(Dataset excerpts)
+++

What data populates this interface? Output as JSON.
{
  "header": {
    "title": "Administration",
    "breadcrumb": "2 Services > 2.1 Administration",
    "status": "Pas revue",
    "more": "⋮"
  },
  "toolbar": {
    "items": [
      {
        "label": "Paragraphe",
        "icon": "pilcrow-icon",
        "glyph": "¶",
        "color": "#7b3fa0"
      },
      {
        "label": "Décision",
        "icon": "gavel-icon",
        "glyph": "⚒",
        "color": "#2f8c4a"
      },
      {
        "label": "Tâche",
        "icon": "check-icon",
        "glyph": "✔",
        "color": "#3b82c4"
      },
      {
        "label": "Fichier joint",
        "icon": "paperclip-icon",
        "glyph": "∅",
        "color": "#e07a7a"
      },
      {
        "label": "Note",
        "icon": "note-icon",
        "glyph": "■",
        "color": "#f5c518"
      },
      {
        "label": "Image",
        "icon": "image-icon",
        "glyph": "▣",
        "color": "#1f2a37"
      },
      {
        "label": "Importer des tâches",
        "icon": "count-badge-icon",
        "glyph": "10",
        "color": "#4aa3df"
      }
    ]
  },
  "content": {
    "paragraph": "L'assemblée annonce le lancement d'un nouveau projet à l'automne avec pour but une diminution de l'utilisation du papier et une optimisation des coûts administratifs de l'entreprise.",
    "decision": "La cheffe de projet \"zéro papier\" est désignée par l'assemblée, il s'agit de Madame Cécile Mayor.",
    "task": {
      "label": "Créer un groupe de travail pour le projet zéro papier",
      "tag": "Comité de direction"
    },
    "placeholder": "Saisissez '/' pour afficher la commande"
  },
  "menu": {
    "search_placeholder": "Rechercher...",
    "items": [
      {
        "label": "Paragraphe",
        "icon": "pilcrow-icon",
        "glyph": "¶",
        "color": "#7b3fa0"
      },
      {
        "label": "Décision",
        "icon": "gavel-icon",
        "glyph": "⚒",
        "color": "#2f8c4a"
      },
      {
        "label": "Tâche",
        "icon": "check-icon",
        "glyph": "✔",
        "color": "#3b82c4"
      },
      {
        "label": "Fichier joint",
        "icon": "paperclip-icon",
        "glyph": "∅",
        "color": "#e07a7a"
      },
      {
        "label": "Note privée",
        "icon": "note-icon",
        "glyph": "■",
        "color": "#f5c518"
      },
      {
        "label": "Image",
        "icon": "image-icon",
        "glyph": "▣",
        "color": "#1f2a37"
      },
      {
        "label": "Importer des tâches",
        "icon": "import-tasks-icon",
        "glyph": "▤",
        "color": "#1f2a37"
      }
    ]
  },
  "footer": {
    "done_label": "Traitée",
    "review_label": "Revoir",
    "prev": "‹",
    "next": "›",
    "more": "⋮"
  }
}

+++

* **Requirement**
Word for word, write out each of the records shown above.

* **Answer space**
What data populates this interface? Output as JSON.
{
  "header": {
    "title": "Administration",
    "breadcrumb": "2 Services > 2.1 Administration",
    "status": "Pas revue",
    "more": "⋮"
  },
  "toolbar": {
    "items": [
      {
        "label": "Paragraphe",
        "icon": "pilcrow-icon",
        "glyph": "¶",
        "color": "#7b3fa0"
      },
      {
        "label": "Décision",
        "icon": "gavel-icon",
        "glyph": "⚒",
        "color": "#2f8c4a"
      },
      {
        "label": "Tâche",
        "icon": "check-icon",
        "glyph": "✔",
        "color": "#3b82c4"
      },
      {
        "label": "Fichier joint",
        "icon": "paperclip-icon",
        "glyph": "∅",
        "color": "#e07a7a"
      },
      {
        "label": "Note",
        "icon": "note-icon",
        "glyph": "■",
        "color": "#f5c518"
      },
      {
        "label": "Image",
        "icon": "image-icon",
        "glyph": "▣",
        "color": "#1f2a37"
      },
      {
        "label": "Importer des tâches",
        "icon": "count-badge-icon",
        "glyph": "10",
        "color": "#4aa3df"
      }
    ]
  },
  "content": {
    "paragraph": "L'assemblée annonce le lancement d'un nouveau projet à l'automne avec pour but une diminution de l'utilisation du papier et une optimisation des coûts administratifs de l'entreprise.",
    "decision": "La cheffe de projet \"zéro papier\" est désignée par l'assemblée, il s'agit de Madame Cécile Mayor.",
    "task": {
      "label": "Créer un groupe de travail pour le projet zéro papier",
      "tag": "Comité de direction"
    },
    "placeholder": "Saisissez '/' pour afficher la commande"
  },
  "menu": {
    "search_placeholder": "Rechercher...",
    "items": [
      {
        "label": "Paragraphe",
        "icon": "pilcrow-icon",
        "glyph": "¶",
        "color": "#7b3fa0"
      },
      {
        "label": "Décision",
        "icon": "gavel-icon",
        "glyph": "⚒",
        "color": "#2f8c4a"
      },
      {
        "label": "Tâche",
        "icon": "check-icon",
        "glyph": "✔",
        "color": "#3b82c4"
      },
      {
        "label": "Fichier joint",
        "icon": "paperclip-icon",
        "glyph": "∅",
        "color": "#e07a7a"
      },
      {
        "label": "Note privée",
        "icon": "note-icon",
        "glyph": "■",
        "color": "#f5c518"
      },
      {
        "label": "Image",
        "icon": "image-icon",
        "glyph": "▣",
        "color": "#1f2a37"
      },
      {
        "label": "Importer des tâches",
        "icon": "import-tasks-icon",
        "glyph": "▤",
        "color": "#1f2a37"
      }
    ]
  },
  "footer": {
    "done_label": "Traitée",
    "review_label": "Revoir",
    "prev": "‹",
    "next": "›",
    "more": "⋮"
  }
}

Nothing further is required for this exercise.